About this document#


Sources for this document are hosted on GitLab in the repository extending-lilypond/extending-lilypond.gitlab.io.

If you wish to report an error or suggest an improvement, please either open an issue on GitLab or contact me directly. You can also use the “Edit this page” button in the right sidebar, which should take you to an easy-to-use interface for proposing simple changes.


Sources are in MyST Markdown and rendered with Sphinx.

You need Python and Hatch. Other dependencies are taken care of automatically by Hatch. To build the guide, run the command hatch run build en. Then open public/en/index.html in your browser to view the result.

The guide contains LilyPond snippets. The previous command will not compile these (to keep the build fast). If you want to compile them, you need to run hatch run lilypond en.


Translations are done in PO files, which associate a paragraph of English text with a translated paragraph. There are currently three translations, one into French, and one into German which is a work-in-progress. You are welcome to add more languages (but accept this friendly tip: do this if you have a good understanding of this document in the first place).

In the following, replace LANG with the language code of your language (e.g., fr, de, etc.).

Before you start working on the translation, run

$ hatch run update LANG

to bring the PO files up to date with the current English text. This adds, removes and obsoletes entries from the PO files.

To view the translation work remaining, use

$ hatch run todo LANG

To build the documentation in your language, run

$ hatch run build LANG

and open public/LANG/index.html.

The outputs of LilyPond snippets are shared between languages, so if you have run hatch run lilypond en, snippets that you have not changed in the translation will have images. However, if you translated some snippets, you also need to run hatch run lilypond LANG in order to compile the translated snippets.

To add a new translation, first add the language name (i.e., LANG) at the bottom of the file LINGUAS. Afterwards, running hatch run update LANG for the first time will create a folder LANG/ where you will find the PO files to translate.

Code blocks are also registered in PO files and can be translated if you wish.

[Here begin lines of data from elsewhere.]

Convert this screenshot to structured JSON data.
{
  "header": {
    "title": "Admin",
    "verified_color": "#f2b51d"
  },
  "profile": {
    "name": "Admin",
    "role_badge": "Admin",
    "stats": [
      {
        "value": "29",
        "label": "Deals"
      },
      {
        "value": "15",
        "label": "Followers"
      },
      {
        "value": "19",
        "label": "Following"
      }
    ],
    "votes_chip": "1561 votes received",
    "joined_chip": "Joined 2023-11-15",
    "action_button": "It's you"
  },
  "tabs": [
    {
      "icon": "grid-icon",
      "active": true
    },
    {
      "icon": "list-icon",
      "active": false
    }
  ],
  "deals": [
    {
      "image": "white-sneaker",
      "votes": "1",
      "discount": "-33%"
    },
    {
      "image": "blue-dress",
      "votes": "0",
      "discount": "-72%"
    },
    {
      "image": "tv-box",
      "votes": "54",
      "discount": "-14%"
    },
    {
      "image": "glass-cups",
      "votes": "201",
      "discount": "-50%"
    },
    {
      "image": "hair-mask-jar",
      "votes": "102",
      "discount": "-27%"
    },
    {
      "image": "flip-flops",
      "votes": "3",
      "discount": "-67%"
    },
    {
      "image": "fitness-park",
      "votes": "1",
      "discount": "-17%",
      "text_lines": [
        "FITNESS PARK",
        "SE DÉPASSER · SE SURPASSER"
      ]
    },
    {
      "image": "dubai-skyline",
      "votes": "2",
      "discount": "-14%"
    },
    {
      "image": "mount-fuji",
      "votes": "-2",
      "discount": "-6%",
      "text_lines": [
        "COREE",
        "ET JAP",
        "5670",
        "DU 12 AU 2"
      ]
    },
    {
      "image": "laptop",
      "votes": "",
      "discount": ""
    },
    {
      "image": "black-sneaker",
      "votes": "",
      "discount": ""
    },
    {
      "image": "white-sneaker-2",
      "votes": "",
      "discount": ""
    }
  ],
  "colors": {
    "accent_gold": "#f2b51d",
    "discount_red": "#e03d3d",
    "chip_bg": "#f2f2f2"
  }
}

Parts you may want to translate include comments and variable names. This is especially true in the Scheme tutorial. The extending guide, on the other hand, has a few somewhat bulky code examples; it’s not recommended to translate those, since updating them afterwards will be cumbersome. In those cases, you can just set the translation to the original. (You can also leave the translation empty, in which case the original is used as well, but it is preferable to copy the original as the translation, as this allows the entry not to be taken into account in hatch run todo LANG.)

You can also reformat .po files. It is recommended to do this before committing so that future updates will not reformat the parts you’ve already translated.

$ hatch run pofmt LANG